The most profound question asked by mankind is: are we alone? So the second most profound question must be: where should we look for life if we're not alone?
Now, two prominent scientists have published a paper suggesting that although we have an entire universe to seek out the proverbial alien needle in a haystack, perhaps looking in our own backyard would be a good place to start.
Paul Davies and Robert Wagner of Arizona State University have suggested a crowd-sourcing effort to find artificial structures on the moon. After all, lunar missions like NASA's Lunar Reconnaissance Orbiter are returning some dazzling, high-resolution imagery of the moon's surface. If aliens have been there, perhaps we could spot evidence of their presence.
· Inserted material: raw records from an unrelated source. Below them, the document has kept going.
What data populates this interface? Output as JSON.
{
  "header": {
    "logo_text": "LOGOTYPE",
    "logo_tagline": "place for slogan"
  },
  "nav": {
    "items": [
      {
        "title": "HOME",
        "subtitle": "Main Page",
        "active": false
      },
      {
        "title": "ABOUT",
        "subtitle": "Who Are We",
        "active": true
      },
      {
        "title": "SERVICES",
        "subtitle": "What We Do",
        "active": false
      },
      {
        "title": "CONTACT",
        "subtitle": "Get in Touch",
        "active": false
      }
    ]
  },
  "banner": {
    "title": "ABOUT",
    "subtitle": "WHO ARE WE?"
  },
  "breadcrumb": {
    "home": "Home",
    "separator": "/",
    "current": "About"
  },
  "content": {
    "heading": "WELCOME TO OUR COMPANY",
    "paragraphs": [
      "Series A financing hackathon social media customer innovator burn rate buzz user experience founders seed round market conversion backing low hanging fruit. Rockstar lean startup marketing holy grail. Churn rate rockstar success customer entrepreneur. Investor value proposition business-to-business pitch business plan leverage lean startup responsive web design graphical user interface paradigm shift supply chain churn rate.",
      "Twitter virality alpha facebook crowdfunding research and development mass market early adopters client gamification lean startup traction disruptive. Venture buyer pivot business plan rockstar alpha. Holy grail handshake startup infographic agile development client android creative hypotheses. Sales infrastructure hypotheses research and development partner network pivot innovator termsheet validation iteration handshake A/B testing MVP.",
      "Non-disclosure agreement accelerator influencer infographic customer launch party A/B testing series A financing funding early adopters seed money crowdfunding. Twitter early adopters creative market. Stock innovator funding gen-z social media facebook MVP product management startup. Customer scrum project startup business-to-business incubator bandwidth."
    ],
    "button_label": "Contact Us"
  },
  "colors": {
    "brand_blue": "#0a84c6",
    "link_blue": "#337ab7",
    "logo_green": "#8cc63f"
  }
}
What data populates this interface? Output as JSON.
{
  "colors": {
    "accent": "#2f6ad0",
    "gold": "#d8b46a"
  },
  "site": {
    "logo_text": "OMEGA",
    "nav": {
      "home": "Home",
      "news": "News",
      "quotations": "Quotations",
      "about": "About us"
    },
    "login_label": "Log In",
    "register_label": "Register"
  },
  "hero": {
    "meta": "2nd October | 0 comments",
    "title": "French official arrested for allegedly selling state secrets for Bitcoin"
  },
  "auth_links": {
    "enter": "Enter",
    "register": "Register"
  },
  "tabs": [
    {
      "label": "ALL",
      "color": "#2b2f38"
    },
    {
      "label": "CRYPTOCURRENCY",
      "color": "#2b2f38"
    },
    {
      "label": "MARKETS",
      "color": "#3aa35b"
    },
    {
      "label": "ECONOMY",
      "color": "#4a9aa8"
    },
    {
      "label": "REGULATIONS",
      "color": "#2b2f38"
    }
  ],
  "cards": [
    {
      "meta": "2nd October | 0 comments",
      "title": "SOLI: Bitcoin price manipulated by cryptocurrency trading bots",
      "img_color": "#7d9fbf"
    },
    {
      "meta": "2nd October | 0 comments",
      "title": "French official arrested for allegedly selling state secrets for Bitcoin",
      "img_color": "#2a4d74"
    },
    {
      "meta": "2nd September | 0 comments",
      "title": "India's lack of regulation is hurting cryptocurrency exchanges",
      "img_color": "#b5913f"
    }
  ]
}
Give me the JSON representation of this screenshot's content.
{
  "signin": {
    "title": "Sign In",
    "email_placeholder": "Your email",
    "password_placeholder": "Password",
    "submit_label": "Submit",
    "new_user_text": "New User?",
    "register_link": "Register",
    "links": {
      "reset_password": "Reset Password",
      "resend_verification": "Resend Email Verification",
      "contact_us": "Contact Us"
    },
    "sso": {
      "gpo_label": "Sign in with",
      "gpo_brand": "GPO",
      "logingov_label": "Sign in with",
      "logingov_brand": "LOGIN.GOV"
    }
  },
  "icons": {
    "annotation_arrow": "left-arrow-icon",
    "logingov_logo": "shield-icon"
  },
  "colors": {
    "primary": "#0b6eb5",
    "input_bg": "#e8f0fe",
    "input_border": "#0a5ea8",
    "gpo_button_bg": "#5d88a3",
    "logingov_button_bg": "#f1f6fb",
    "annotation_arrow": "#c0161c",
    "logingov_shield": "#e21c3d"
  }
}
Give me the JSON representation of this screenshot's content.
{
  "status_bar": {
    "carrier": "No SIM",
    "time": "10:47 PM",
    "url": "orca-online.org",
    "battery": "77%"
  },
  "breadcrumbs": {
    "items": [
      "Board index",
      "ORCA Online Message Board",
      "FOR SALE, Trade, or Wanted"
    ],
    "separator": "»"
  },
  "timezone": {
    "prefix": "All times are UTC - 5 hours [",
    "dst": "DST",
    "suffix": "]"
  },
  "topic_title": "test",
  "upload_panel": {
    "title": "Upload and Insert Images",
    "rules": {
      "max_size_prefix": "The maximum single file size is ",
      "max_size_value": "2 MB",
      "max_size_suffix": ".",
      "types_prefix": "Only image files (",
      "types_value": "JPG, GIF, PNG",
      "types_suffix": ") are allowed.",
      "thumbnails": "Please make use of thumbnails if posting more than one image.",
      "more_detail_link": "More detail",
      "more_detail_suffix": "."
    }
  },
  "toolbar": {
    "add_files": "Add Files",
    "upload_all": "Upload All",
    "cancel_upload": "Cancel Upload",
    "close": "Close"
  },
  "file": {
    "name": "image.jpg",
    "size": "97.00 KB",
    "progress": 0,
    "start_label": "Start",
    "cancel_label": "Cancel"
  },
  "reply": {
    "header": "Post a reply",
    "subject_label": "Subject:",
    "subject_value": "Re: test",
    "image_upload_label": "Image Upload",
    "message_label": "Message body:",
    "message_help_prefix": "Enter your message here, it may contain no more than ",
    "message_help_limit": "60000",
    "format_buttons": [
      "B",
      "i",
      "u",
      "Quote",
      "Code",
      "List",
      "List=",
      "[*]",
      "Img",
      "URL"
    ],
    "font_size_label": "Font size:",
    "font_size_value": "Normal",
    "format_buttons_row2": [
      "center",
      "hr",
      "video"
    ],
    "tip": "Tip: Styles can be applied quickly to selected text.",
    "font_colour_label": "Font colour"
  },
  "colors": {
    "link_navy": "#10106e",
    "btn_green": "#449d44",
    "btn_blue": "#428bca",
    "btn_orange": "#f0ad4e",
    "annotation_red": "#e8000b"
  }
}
"Although there is only a tiny probability that alien technology would have left traces on the moon in the form of an artifact or surface modification of lunar features, this location has the virtue of being close, and of preserving traces for an immense duration," Davies and Wagner say in their paper published in the journal Acta Astronautica (doi:10.1016/j.actaastro.2011.10.022).
Indeed, due to the moon's pristine environment, any modification of lunar surface features will remain preserved for eons - the lack of an atmosphere means features are not eroded away. Unless intelligent aliens came, saw and then covered their tracks, perhaps they left something as basic as a footprint for us to find.
Alien-hunting programs like the Search for Extraterrestrial Intelligence (SETI) have primarily focused on looking for alien transmissions being beamed around the universe, but the probability of success is extremely low. Other methods of alien hunting are therefore being considered and the moon has just become the logical "intelligent alien hunting ground."
If these hypothetical aliens are advanced enough to traverse the vast distances between the stars, and if they decided to pay the Earth-moon system a visit over the past few million years, they may have used the lunar surface as an ideal observation post. Logical, right?.
The idea that some kind of alien artifact may have been left behind then makes sense. This "artifact" could be a footprint, spacecraft or structure - the LRO can spot the Apollo landers and astronauts' preserved footprints from orbit (pictured top), so it stands to reason that we have the technology to carry out this proposed lunar hunt.
"Systematic scrutiny of the LRO photographic images is being routinely conducted anyway for planetary science purposes, and this program could readily be expanded and outsourced at little extra cost to accommodate SETI goals, after the fashion of the SETI@home and Galaxy Zoo projects," Davies and Wagner point out.
Although the probability for success is low, building a crowd-sourcing effort like the hugely popular SETI@home and Galaxy Zoo projects could be a very efficient and low-cost means to analyze the lunar surface.
Simply distribute images being beamed back from lunar satellites to participating members of the public - using PC idle time (like SETI@Home) or asking for voluntary participation (like Galaxy Zoo) - and see if any strange shapes in the lunar regolith need some follow-up investigation.
With a lot of search time using low cost crowd-sourcing techniques could result in a profound discovery if aliens did decide to camp out on our moon at some point in history. The moon may be keeping a record of their campsite.
Image: The LRO images the Apollo 17 landing site. Astronaut footprints from 1972 are preserved. Credit: NASA's Goddard Space Flight Center/ASU